Stories by Fiona Smith

Office trends emerge from the ashes

In 10 years' time, workers could find themselves at the beck and call of employers obsessed with measurement, or their loyalties may be won with the promise of greener, cleaner workplaces, or they may just be cut free to offer their services as freelancers.
These are the three scenarios for the future offered by consultancy PricewaterhouseCoopers in its report assessing the aftermath of the global financial crisis.

Written by Fiona Smith18 Oct. 09 22:00

Getting inside the mind of a manager

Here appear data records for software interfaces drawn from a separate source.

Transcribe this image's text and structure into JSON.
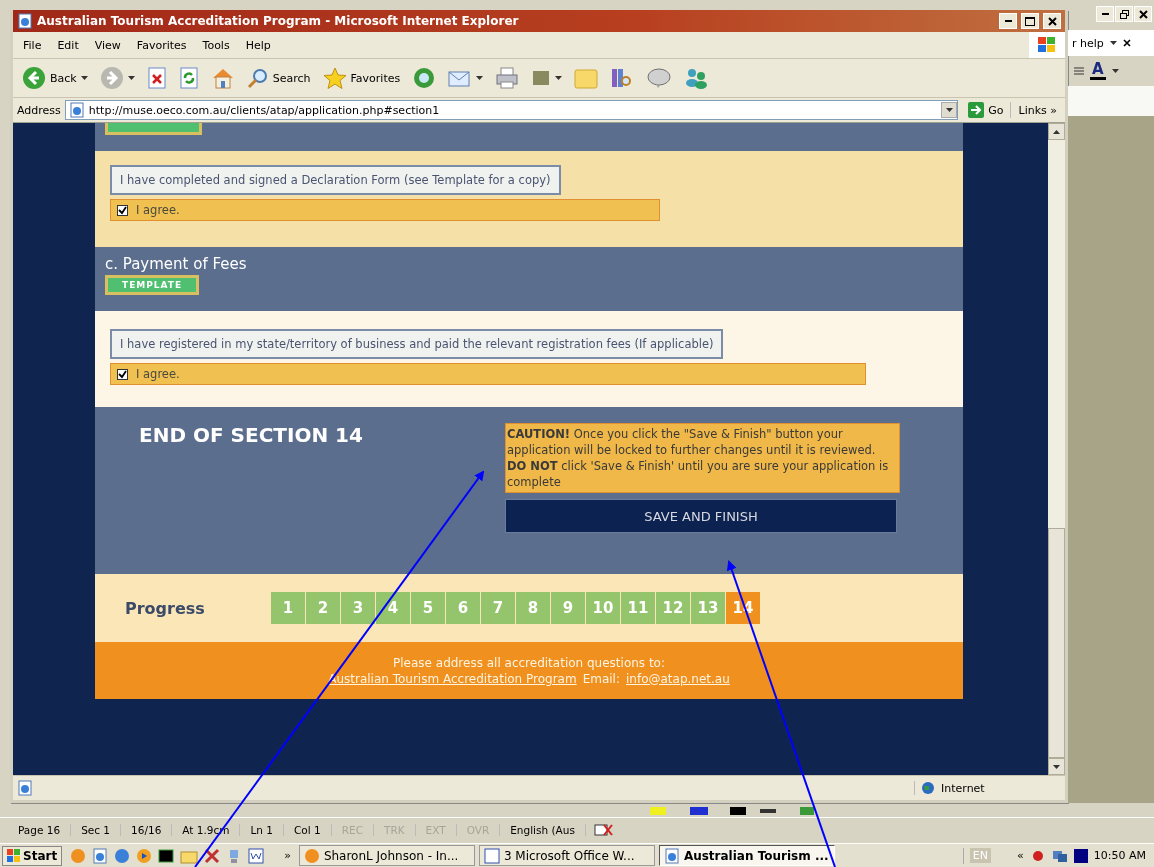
{
  "ie_window": {
    "title": "Australian Tourism Accreditation Program - Microsoft Internet Explorer",
    "menu": [
      "File",
      "Edit",
      "View",
      "Favorites",
      "Tools",
      "Help"
    ],
    "toolbar": [
      {
        "kind": "back",
        "label": "Back",
        "dropdown": true
      },
      {
        "kind": "forward",
        "dropdown": true
      },
      {
        "kind": "stop",
        "dropdown": false
      },
      {
        "kind": "refresh",
        "dropdown": false
      },
      {
        "kind": "home",
        "dropdown": false
      },
      {
        "kind": "search",
        "label": "Search",
        "dropdown": false
      },
      {
        "kind": "favorites",
        "label": "Favorites",
        "dropdown": false
      },
      {
        "kind": "media",
        "dropdown": false
      },
      {
        "kind": "mail",
        "dropdown": true
      },
      {
        "kind": "print",
        "dropdown": false
      },
      {
        "kind": "edit",
        "dropdown": true
      },
      {
        "kind": "folder",
        "dropdown": false
      },
      {
        "kind": "research",
        "dropdown": false
      },
      {
        "kind": "messenger",
        "dropdown": false
      },
      {
        "kind": "contacts",
        "dropdown": false
      }
    ],
    "address": {
      "label": "Address",
      "value": "http://muse.oeco.com.au/clients/atap/application.php#section1",
      "go": "Go",
      "links": "Links",
      "links_chevron": "»"
    },
    "page": {
      "top_template": {
        "visible": true
      },
      "declaration": {
        "statement": "I have completed and signed a Declaration Form (see Template for a copy)",
        "agree": {
          "label": "I agree.",
          "checked": true
        }
      },
      "payment": {
        "heading": "c. Payment of Fees",
        "template": "TEMPLATE",
        "statement": "I have registered in my state/territory of business and paid the relevant registration fees (If applicable)",
        "agree": {
          "label": "I agree.",
          "checked": true
        }
      },
      "end": {
        "heading": "END OF SECTION 14",
        "caution": [
          "**CAUTION!** Once you click the \"Save & Finish\" button your application will be locked to further changes until it is reviewed.",
          "**DO NOT** click 'Save & Finish' until you are sure your application is complete"
        ],
        "button": "SAVE AND FINISH"
      },
      "progress": {
        "label": "Progress",
        "steps": [
          {
            "label": "1",
            "selected": false
          },
          {
            "label": "2",
            "selected": false
          },
          {
            "label": "3",
            "selected": false
          },
          {
            "label": "4",
            "selected": false
          },
          {
            "label": "5",
            "selected": false
          },
          {
            "label": "6",
            "selected": false
          },
          {
            "label": "7",
            "selected": false
          },
          {
            "label": "8",
            "selected": false
          },
          {
            "label": "9",
            "selected": false
          },
          {
            "label": "10",
            "selected": false
          },
          {
            "label": "11",
            "selected": false
          },
          {
            "label": "12",
            "selected": false
          },
          {
            "label": "13",
            "selected": false
          },
          {
            "label": "14",
            "selected": true
          }
        ]
      },
      "footer": {
        "line": "Please address all accreditation questions to:",
        "program_link": "Australian Tourism Accreditation Program",
        "email_label": "Email:",
        "email_link": "info@atap.net.au"
      }
    },
    "status_bar": {
      "zone": "Internet"
    }
  },
  "word_window": {
    "help_field": "r help",
    "font_color": "A",
    "status_bar": [
      {
        "text": "Page 16",
        "disabled": false
      },
      {
        "text": "Sec 1",
        "disabled": false
      },
      {
        "text": "16/16",
        "disabled": false
      },
      {
        "text": "At 1.9cm",
        "disabled": false
      },
      {
        "text": "Ln 1",
        "disabled": false
      },
      {
        "text": "Col 1",
        "disabled": false
      },
      {
        "text": "REC",
        "disabled": true
      },
      {
        "text": "TRK",
        "disabled": true
      },
      {
        "text": "EXT",
        "disabled": true
      },
      {
        "text": "OVR",
        "disabled": true
      },
      {
        "text": "English (Aus",
        "disabled": false
      }
    ]
  },
  "taskbar": {
    "start": "Start",
    "chevron": "»",
    "tasks": [
      {
        "label": "SharonL Johnson - In...",
        "kind": "messenger",
        "selected": false
      },
      {
        "label": "3 Microsoft Office W...",
        "kind": "word",
        "selected": false
      },
      {
        "label": "Australian Tourism ...",
        "kind": "ie",
        "selected": true
      }
    ],
    "tray": {
      "language": "EN",
      "chevron": "«",
      "clock": "10:50 AM"
    }
  }
}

Do you hate coming into work in the morning? It is probably not the work you mind so much, but rather your boss is making your life a nightmare. Once you might have quit but, since the recession, you are probably stuck and you have to find a way to deal with it.
Research shows that one of the main reasons people leave their jobs is because of poor relationships with their managers or inadequate leadership. So with a tough job market, there are many people gritting their teeth and biding their time until they can make an exit.

Written by Fiona Smith30 Aug. 09 22:00

Rewarding excellence and creativity

Scientists and technicians can be an ornery bunch. Heads bent over arcane machines or swirling solutions in test tubes, they are not easily impressed by the management fads of the "suits" who come and go over the years that it takes to turn an idea into a winning product.
But when the board of 3M hired its first outsider as chief executive in 2000, it was a revolutionary change for the 100-year-old company.

Written by Fiona Smith30 March 09 23:00

They're older - and they should know

The voters in the United States were presented with some historic
choices in the past election: would they vote for a woman? For a black

Written by Fiona Smith26 Nov. 08 22:00

Staff care about the company they keep

It is one way to kill a dinner party. The icebreaker question: "So, what do you do for a crust?" starts an avalanche of disaster stories as the other guests regale you with problems they have had dealing with your employer.
The collapse in your social standing is just one of the perils of working for an organisation with a bad reputation.

Written by Fiona Smith29 July 08 22:00

Ungodly power of boss' moniker

When it comes to nicknames, a surprisingly large number of male CEOs are known simply as "God". The names underlings bestow often point to the omnipresent nature of the boss, the power wielded and the leader's elevated nature.
Wesfarmers managing director Richard Goyder is one "God", having taken the place of the outgoing "Saint Mike" Chaney, now chairman at the National Australia Bank. According to at least one report, the well-respected Chaney, too, had his moments as "God" while at Wesfarmers.

Written by Fiona Smith28 July 08 22:00

Deceptive downsizing leads to new life

Tim Ferriss's first book, The Four-Hour Work Week, has been a runaway success. In the past year, 500,000 people have shelled out their cash to learn why desk jobs are for suckers.
The book instructs readers how to outsource their lives - at least all the annoying bits that can be palmed off to virtual assistants. In the meantime, you find a niche business that can tick over by itself while you go travelling, learn languages and live the "life of Riley".

Written by Fiona Smith14 May 08 22:00

The value of creating order

When chief executives start banging on about company values, people start to switch off. Yawn. Boring. Irrelevant. Throw in the words culture, employer value proposition, employer of choice and diversity, and if you're still awake, you probably work in human resources.
It can be hard to convince cynics they should take these well-meaning concepts seriously. But just because something is difficult, it doesn't mean it's not worth doing.

Written by Fiona Smith29 April 08 22:00